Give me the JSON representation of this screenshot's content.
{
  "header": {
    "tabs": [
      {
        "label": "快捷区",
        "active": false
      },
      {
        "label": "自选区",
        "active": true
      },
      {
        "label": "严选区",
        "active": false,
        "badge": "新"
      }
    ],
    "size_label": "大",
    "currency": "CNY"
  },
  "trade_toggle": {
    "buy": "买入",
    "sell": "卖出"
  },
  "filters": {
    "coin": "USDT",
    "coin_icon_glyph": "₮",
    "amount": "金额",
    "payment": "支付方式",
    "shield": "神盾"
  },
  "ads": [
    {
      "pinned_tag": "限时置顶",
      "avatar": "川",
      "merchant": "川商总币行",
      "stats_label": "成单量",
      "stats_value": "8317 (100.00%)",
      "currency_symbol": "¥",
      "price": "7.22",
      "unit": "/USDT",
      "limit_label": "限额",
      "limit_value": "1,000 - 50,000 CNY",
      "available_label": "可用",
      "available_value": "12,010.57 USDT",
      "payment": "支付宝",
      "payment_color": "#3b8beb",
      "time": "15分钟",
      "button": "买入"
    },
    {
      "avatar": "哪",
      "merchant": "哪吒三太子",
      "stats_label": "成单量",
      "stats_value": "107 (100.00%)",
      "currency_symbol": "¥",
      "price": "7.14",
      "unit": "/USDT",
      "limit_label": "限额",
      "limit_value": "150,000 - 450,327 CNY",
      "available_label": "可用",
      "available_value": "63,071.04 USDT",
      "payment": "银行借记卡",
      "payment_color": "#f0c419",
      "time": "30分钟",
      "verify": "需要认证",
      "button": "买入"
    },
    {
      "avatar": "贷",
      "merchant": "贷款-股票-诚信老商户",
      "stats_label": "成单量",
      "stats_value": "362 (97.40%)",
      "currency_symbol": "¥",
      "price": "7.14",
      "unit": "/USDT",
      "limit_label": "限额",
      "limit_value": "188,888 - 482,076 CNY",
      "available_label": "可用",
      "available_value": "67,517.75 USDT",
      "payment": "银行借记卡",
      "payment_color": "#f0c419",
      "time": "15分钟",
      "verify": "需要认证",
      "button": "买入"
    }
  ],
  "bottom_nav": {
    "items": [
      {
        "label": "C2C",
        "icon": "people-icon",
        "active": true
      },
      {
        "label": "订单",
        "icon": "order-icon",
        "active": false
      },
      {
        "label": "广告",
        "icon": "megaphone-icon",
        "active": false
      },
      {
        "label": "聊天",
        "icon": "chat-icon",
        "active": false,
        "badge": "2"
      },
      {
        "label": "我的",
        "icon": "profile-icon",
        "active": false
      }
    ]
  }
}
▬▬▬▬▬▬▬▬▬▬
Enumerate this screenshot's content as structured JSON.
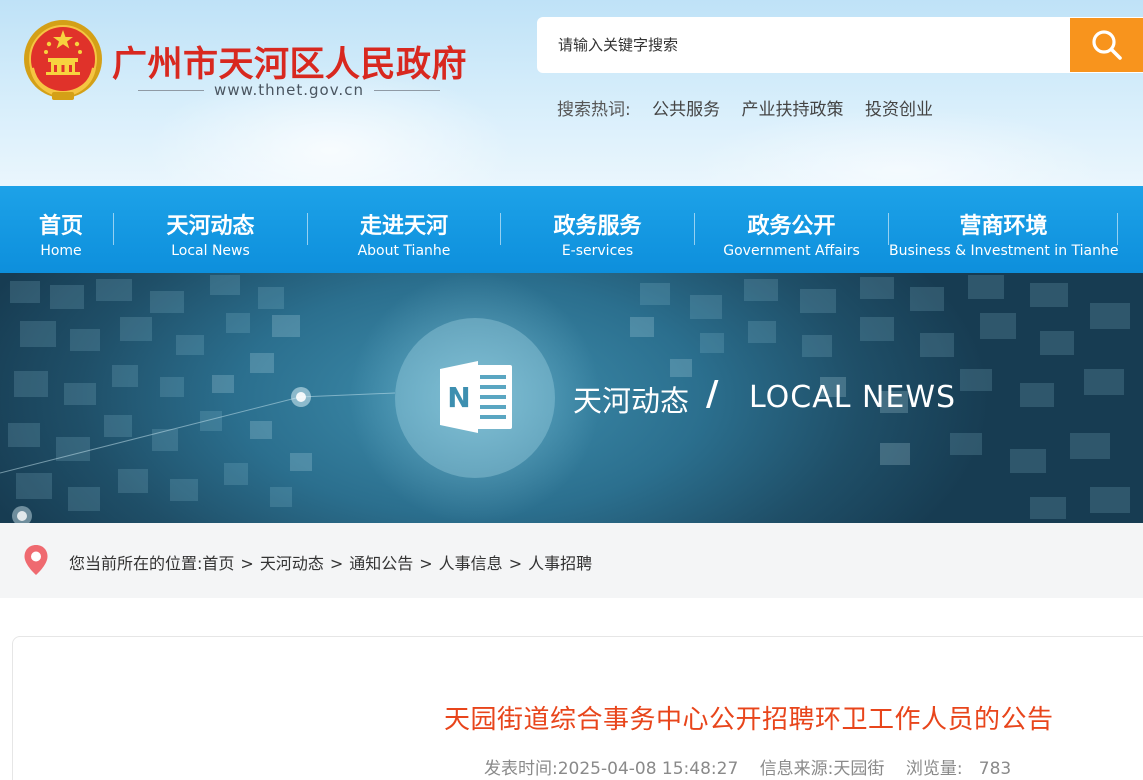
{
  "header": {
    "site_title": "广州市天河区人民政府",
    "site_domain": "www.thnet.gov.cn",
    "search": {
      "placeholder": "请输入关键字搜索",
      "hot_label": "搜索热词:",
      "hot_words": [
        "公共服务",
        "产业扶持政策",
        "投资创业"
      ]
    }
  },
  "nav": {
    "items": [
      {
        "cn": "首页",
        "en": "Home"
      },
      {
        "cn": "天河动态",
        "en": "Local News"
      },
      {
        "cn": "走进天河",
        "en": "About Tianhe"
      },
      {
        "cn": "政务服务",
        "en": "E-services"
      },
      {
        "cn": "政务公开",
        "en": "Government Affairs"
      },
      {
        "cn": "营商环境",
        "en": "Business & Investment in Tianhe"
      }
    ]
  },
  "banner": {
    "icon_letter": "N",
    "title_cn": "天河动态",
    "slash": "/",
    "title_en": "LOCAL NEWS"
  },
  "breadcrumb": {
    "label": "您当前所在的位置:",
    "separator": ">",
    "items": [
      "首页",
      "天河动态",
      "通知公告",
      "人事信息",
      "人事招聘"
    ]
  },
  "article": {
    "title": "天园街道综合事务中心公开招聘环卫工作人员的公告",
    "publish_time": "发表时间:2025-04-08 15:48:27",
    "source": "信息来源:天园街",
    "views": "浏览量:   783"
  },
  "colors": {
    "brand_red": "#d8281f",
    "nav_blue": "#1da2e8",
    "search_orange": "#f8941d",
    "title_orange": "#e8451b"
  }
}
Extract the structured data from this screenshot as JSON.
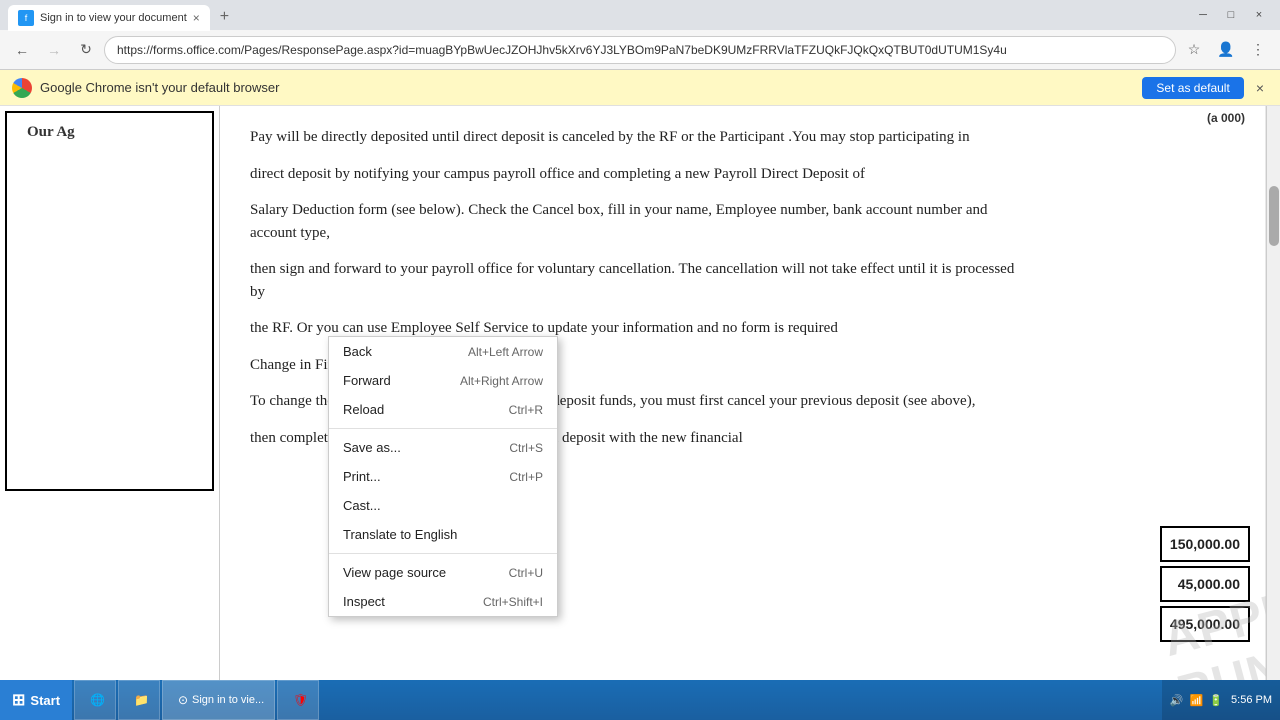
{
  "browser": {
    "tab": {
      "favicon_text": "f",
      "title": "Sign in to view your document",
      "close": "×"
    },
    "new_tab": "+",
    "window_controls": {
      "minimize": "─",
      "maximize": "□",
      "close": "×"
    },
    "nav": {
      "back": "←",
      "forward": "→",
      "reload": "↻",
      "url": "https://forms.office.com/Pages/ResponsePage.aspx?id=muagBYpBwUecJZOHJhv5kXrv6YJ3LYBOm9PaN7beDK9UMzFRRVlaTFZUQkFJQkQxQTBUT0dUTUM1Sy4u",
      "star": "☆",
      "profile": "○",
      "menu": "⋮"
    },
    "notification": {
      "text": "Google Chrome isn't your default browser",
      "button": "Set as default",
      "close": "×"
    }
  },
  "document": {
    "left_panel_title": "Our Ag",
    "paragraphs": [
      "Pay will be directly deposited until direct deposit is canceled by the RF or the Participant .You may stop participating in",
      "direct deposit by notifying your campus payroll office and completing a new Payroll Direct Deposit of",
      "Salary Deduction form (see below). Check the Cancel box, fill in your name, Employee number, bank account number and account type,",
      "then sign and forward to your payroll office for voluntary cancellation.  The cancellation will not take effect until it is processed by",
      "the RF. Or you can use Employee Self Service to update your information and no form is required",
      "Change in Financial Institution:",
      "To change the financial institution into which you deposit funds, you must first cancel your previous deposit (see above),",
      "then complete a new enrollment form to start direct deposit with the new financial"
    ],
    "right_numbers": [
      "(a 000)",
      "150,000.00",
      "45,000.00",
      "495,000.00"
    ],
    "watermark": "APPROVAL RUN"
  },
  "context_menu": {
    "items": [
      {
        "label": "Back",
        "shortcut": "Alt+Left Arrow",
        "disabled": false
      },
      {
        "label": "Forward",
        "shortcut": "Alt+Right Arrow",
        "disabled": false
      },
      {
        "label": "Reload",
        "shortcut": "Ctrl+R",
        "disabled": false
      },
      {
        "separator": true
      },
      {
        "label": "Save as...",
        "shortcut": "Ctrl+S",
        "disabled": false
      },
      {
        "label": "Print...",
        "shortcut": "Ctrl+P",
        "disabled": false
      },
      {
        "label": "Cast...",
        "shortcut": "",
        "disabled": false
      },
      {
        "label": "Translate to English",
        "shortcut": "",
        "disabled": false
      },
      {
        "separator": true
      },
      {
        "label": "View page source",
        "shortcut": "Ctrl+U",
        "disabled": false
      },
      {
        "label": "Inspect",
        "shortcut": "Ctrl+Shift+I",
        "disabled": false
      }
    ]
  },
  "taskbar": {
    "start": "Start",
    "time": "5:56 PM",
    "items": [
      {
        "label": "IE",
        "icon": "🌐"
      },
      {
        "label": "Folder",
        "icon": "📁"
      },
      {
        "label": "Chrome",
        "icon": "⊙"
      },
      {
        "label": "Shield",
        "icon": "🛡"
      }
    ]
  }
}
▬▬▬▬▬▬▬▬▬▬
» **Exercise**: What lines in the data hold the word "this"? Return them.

» **Answer to the problem**:
Give me the JSON representation of this screenshot's content.
Enumerate this screenshot's content as structured JSON.
Extract the structured data from this screenshot as JSON.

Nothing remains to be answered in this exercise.